A young woman with anorexia nervosa is typically a perfectionist and a high achiever in school or in her career. At the same time, she suffers from low self-esteem, irrationally believing she is overweight regardless of how thin she becomes. Desperately needing a feeling of mastery over her life, the young woman with anorexia nervosa experiences a sense of control only when she says “no” to the normal food demands of her body. In a relentless pursuit to be thin, the young woman starves herself. This often reaches the point of serious damage to the body, and in a small number of cases may lead to death.

An elderly woman with anorexia nervosa, is not as common, however elderly women who have been diagnosed with eating disorders often have the same underlying emotional triggers that are linked to eating disorders in younger women. The difference lies in the specific nature of these triggers, such as divorce or serious health issues. Even “positive” life changing events such as retirement or becoming a new grandparent can be emotional triggers that can lead elderly women into self-doubt and low-self esteem using food as a way to take control of their emotions. The loss of a spouse can often trigger unusual eating patterns. Not only do naturally strong emotions during this time play a factor in decreased appetite, but also this individual was likely the person with whom the elderly patient prepared and ate meals. The loss of a spouse can increase anxiety around food and meal times, which has the potential to snowball into an eating disorder.

The loss of control

For the young and old alike, eating disorders are usually about control. Many individuals who develop eating disorders feel that they have limited or no control over their life and as a result use food and dieting as a way to control what they put in their body. By restricting food, purging or engaging in binging behaviors; it allows individuals to feel they have temporary control over some aspect of their life; regardless how young or old they are. Elderly individuals might have felt in control their entire lives (holding a steady job, raising a family, etc.) but have recently lost independence. This newfound dependence can include the inability to drive, being confined to a wheelchair, or moving into a nursing home. Those with eating disorders often feel that food is the only thing in their lives they have control over. Whether or not this is true, using disordered behaviors to self-soothe or gain a false sense of control can have devastating consequences.

Stigma in the elderly population

The stigma surrounding eating disorders can be even more prevalent in the elderly population.

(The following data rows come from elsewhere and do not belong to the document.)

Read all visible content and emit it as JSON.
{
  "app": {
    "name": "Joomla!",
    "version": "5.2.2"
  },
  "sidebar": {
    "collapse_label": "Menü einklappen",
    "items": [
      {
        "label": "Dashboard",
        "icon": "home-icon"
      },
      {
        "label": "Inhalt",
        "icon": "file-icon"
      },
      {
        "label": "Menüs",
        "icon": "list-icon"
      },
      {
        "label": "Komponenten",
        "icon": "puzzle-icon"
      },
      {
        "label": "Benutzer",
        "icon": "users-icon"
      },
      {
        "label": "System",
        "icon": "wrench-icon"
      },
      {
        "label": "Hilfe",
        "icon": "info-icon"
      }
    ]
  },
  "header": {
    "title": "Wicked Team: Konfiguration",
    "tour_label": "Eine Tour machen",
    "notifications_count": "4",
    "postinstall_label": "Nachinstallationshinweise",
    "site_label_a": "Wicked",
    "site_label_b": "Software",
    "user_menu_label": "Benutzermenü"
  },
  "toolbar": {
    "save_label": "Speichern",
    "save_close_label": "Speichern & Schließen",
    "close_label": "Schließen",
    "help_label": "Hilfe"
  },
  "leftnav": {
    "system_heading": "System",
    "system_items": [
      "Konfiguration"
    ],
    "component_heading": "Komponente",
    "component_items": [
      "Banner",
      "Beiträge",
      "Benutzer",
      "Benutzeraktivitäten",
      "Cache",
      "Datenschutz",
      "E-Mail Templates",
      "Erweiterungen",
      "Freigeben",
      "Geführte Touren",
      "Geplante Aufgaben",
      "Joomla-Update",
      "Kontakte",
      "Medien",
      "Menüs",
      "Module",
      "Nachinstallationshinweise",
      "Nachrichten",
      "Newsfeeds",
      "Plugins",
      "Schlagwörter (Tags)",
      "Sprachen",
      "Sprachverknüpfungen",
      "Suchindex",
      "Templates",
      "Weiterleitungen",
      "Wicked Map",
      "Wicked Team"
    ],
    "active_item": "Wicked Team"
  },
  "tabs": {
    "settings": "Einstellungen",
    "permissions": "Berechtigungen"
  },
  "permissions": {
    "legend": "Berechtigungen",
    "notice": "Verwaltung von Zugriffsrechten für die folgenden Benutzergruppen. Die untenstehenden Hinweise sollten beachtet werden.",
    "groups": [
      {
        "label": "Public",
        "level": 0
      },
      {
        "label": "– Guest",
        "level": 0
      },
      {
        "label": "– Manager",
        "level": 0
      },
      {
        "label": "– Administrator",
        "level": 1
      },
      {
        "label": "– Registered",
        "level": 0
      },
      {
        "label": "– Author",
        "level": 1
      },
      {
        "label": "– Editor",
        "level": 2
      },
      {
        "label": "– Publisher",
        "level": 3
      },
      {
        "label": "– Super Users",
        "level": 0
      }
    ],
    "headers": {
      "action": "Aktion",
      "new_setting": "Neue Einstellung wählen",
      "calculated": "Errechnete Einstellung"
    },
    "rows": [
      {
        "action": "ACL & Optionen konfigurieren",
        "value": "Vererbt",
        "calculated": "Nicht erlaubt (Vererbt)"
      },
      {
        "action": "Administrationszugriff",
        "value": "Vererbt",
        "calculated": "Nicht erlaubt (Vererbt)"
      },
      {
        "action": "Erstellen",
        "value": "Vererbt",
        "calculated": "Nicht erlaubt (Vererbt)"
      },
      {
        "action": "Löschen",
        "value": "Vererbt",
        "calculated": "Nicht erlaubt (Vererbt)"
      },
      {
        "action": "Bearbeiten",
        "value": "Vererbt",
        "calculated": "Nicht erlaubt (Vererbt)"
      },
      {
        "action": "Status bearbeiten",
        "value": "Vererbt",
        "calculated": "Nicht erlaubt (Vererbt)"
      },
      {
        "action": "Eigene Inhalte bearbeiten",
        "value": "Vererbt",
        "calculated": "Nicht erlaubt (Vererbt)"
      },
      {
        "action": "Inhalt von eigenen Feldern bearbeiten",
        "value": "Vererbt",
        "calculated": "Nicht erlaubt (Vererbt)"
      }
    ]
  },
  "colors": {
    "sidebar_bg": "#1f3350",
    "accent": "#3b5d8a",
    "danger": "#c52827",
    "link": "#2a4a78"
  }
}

Men and women in their older years typically deny the presence of an eating disorder, believing it is a “teenager’s issue.” Clinicians treating an older individual who denies there is a problem but might be seeking help at the insistence of a loved one face the same issues that come with treating a teenager unwilling to accept that he or she has an eating disorder. Elderly clients, just like teenagers, are often in denial. It can be more difficult to diagnose eating disorders in the elderly population because some clients will also have cognitive impairments and dementia where they forget to eat while many have underlying undiagnosed medical conditions such as swallowing impairment and gastric and hormonal disorder than result in changes in appetite, making it difficult for them to eat. Differentiating between underlying cognitive impairments and undiagnosed medical conditions from an actual eating disorder can be very difficult to do for many health care providers.

Seeking help in the elderly population

Asides from a treatment team that consists of therapists and dietitians, elderly clients will most likely need to be assessed by a geriatric physician who can differentiate any underlying undiagnosed medical conditions or dementia. Physicians who specialize in geriatrics are also acutely aware of certain medications that should be avoided in the elderly population because of their side effect profile. Although eating disorders are the same, in theory, across all age groups; the elderly population is very vulnerable to complications and as a result, a different approach must be taken while consulting physicians who specialize in geriatrics.